Of course it’s imperfect because it only deals with one finite issue.  It doesn’t actually tell you what I think about the gifts of the Spirit, church polity or style of worship.  It doesn’t tell you which Bible translation I prefer. And that can be a problem if people build a wider stereotype of who is caricatured by the label.  The risk then is that people do associate conservative-evangelical with social class, a tendency towards cessationism, hymns & Stuart Townend and the ESV but I think that can be overcome with greater description.  It is also possible that opponents will use the label pejoratively but hasn’t that always been the case about every label selected.  I mean, you and I are unlikely to be using the words “liberal” and “open” positively. 

My second issue with Mike’s argument takes us back to my earlier comment that

“I suspect that if people outside of the church associate me or my church with any particular political strand then it has little or nothing to do with the label I use.” 

You see, there’s a reason why people associate evangelicalism with the right-wing of politics. It’s that so often, despite the best efforts of some decidedly left leaning brothers and sisters, the public policy issues that we tend to be most associated with also tend to be those associated with the right-wing of politics and not merely with The Conservative Party but with one particular strand of it. 

That’s not necessarily a bad thing. You see, Christians do have strong views about issues such as marriage, human sexuality and abortion arising from what the Bible says about ethics. Furthermore, the pressing need to share the Gospel means that we are going to say things about free speech and the right to cause offence that will chime with libertarian arguments. 

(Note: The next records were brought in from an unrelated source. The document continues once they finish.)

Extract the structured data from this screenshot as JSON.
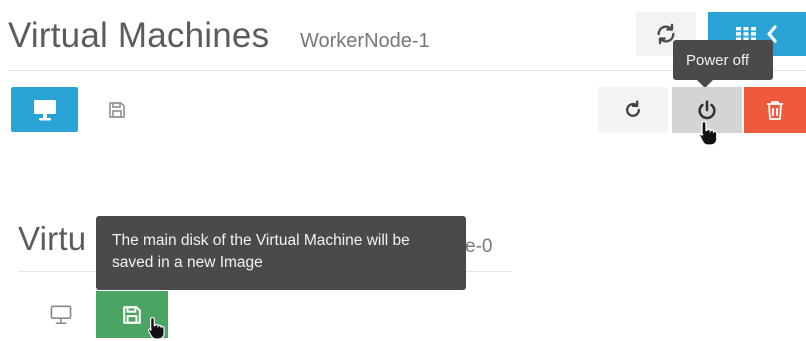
{
  "panel1": {
    "title": "Virtual Machines",
    "subtitle": "WorkerNode-1",
    "tooltip": "Power off",
    "buttons": {
      "console": "monitor-icon",
      "save": "floppy-disk-icon",
      "reboot": "rotate-cw-icon",
      "power_off": "power-icon",
      "delete": "trash-icon",
      "refresh": "sync-icon",
      "grid": "grid-icon",
      "back": "chevron-left-icon"
    }
  },
  "panel2": {
    "title_visible": "Virtu",
    "subtitle_visible": "e-0",
    "tooltip": "The main disk of the Virtual Machine will be saved in a new Image",
    "buttons": {
      "console": "monitor-icon",
      "save": "floppy-disk-icon"
    }
  },
  "colors": {
    "primary": "#29a3d6",
    "danger": "#ee5b3c",
    "success": "#4aa564",
    "neutral": "#f3f3f3",
    "hover": "#d4d4d4",
    "tooltip_bg": "#4a4a4a"
  }
}
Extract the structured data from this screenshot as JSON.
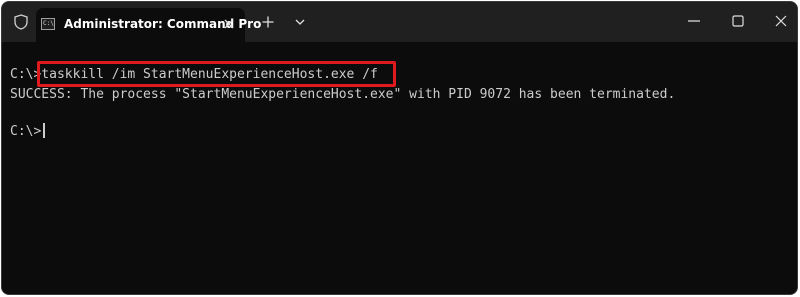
{
  "window": {
    "tab_title": "Administrator: Command Pro",
    "tab_icon_text": "C:\\",
    "icons": {
      "shield": "shield-icon",
      "tab": "command-prompt-icon",
      "tab_close": "close-icon",
      "new_tab": "plus-icon",
      "dropdown": "chevron-down-icon",
      "minimize": "minimize-icon",
      "maximize": "maximize-icon",
      "close": "close-icon"
    }
  },
  "terminal": {
    "line1": "C:\\>taskkill /im StartMenuExperienceHost.exe /f",
    "line2": "SUCCESS: The process \"StartMenuExperienceHost.exe\" with PID 9072 has been terminated.",
    "prompt": "C:\\>"
  },
  "colors": {
    "background": "#0c0c0c",
    "titlebar": "#202020",
    "text": "#cccccc",
    "highlight": "#e0191e"
  }
}
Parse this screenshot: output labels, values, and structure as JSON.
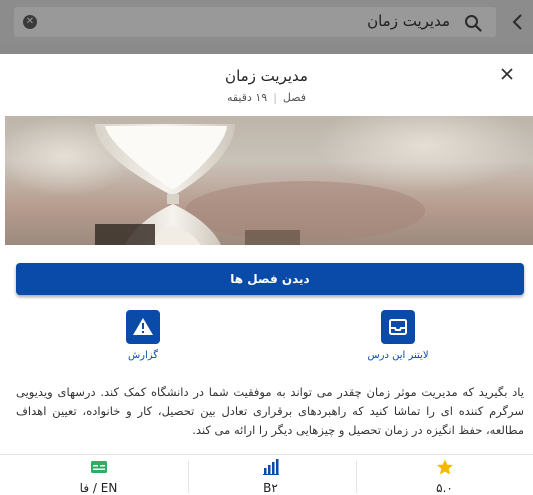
{
  "search": {
    "query": "مدیریت زمان"
  },
  "sheet": {
    "title": "مدیریت زمان",
    "meta_type": "فصل",
    "meta_duration": "۱۹ دقیقه"
  },
  "cta": {
    "label": "دیدن فصل ها"
  },
  "actions": [
    {
      "label": "لایتنر این درس",
      "icon": "inbox-icon"
    },
    {
      "label": "گزارش",
      "icon": "warning-icon"
    }
  ],
  "description": "یاد بگیرید که مدیریت موثر زمان چقدر می تواند به موفقیت شما در دانشگاه کمک کند. درسهای ویدیویی سرگرم کننده ای را تماشا کنید که راهبردهای برقراری تعادل بین تحصیل، کار و خانواده، تعیین اهداف مطالعه، حفظ انگیزه در زمان تحصیل و چیزهایی دیگر را ارائه می کند.",
  "footer": {
    "rating": "۵.۰",
    "level": "B۲",
    "language": "فا / EN"
  },
  "colors": {
    "accent": "#0a4aa8",
    "star": "#f5b800",
    "lang": "#2fae62"
  }
}
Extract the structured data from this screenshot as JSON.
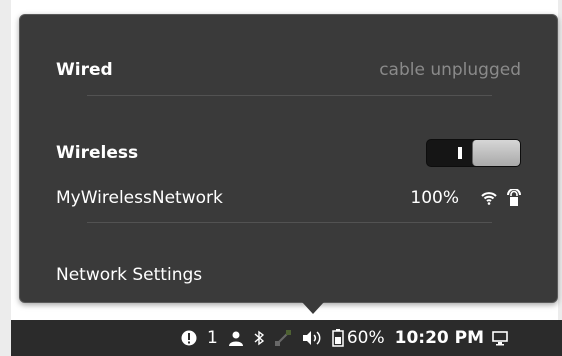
{
  "menu": {
    "wired": {
      "label": "Wired",
      "status": "cable unplugged"
    },
    "wireless": {
      "label": "Wireless",
      "toggle_on_label": "I",
      "enabled": true
    },
    "network": {
      "name": "MyWirelessNetwork",
      "signal_strength": "100%",
      "signal_icon": "wifi-signal-icon",
      "secure_icon": "lock-icon"
    },
    "settings_label": "Network Settings"
  },
  "panel": {
    "notifications_icon": "alert-icon",
    "notification_count": "1",
    "user_icon": "user-icon",
    "bluetooth_icon": "bluetooth-icon",
    "network_icon": "network-disconnected-icon",
    "volume_icon": "volume-icon",
    "battery_icon": "battery-icon",
    "battery_level": "60%",
    "time": "10:20 PM",
    "display_icon": "display-icon"
  },
  "colors": {
    "menu_bg": "#3a3a3a",
    "panel_bg": "#2b2b2b",
    "text": "#ffffff",
    "muted_text": "#8a8a8a"
  }
}
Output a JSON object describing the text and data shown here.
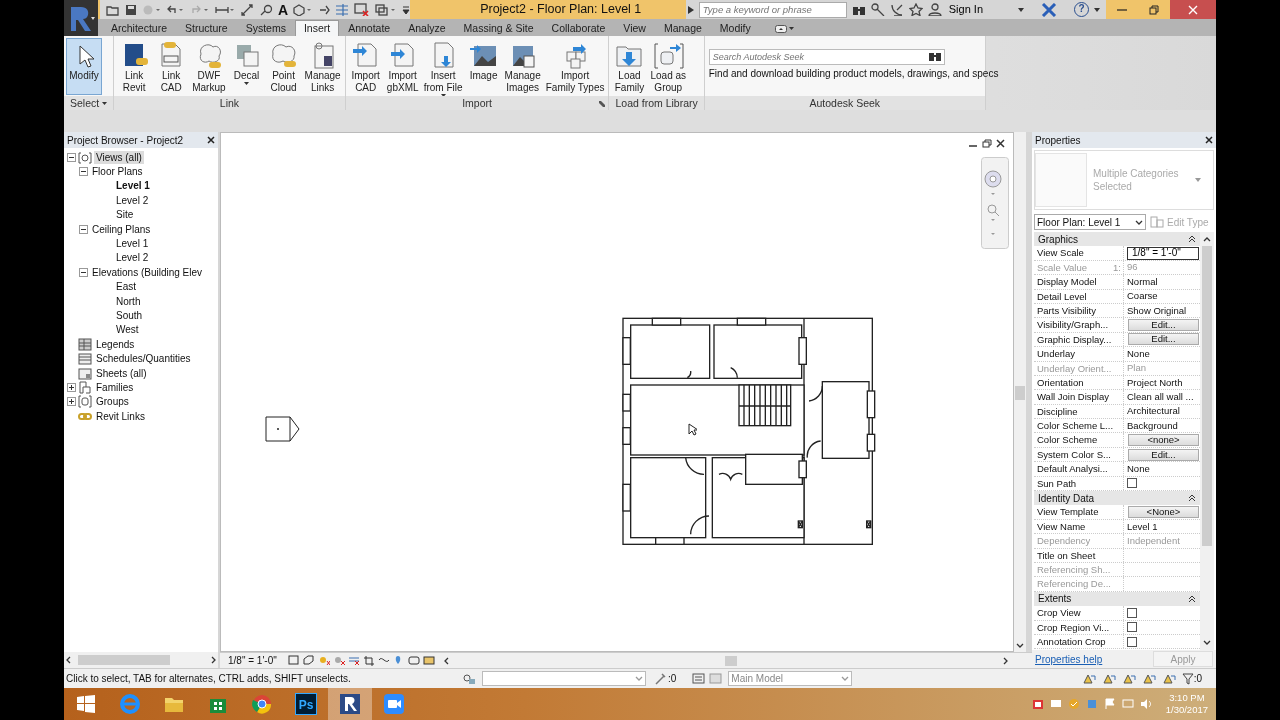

However, part of the challenge may be that these tend to be the only things that we are known to have a common and consistent position on. We classify these things as above party politics and other things as risking us getting into political territory. Those issues tend to be associated with liberal and socialist (left-wing) positions.  Now, that’s not a comment on what is right or wrong. Though I would suggest that it is possible to see issues such as poverty, the environment and justice as things that God’s Word has something to say about without having to agree to specific policy platforms. Indeed, I suspect that at times when people hear me talk about race and immigration, stewardship of God’s creation and concern for the poor that they might then assume that I am an enthusiastic, card-carrying member of the Jeremy Corbyn fan club when nothing could be further from the truth.

Truth be told, people have a good idea of what position we conservative-evangelicals are going to hold on multiculturalism, climate change and lockdowns before we open our mouths. It’s not because of the labels we use, it’s because of the twitter accounts we follow and share.

I think that what is more problematic is the way that we have at times come across in terms of tone and posture.  It is fascinating that to illustrate Mike’s article, the ET used an image emblazoned with the word “Woke.” I was encouraged this week to see an article by Graham Nicholls on the Affinity website warning us about the dangers of using the word Woke pejoratively as part of a culture war. This is a point I’ve been trying to make for some time.

You see, marriage, sexuality, the unborn, the environment, provision for the poor matter because God loves us and in his word shows us what it means to live well in his presence on his earth. Those things matter because when we get them wrong, it’s evidence of the decay and destruction that sin brings. Which means that our priority when addressing those issues is not to win a culture war and not to condemn and destroy others. “Our battle is not with flesh and blood.”  Rather our concern is to offer out compassion, mercy and forgiveness through the Gospel. This means that if our conversations on those issues don’t take people to Jesus then we are wasting our time.  So, if we don’t want to be mis-identified then I would argue that we need to worry less about the labels we use and more about the content, tone and posture of our words and actions.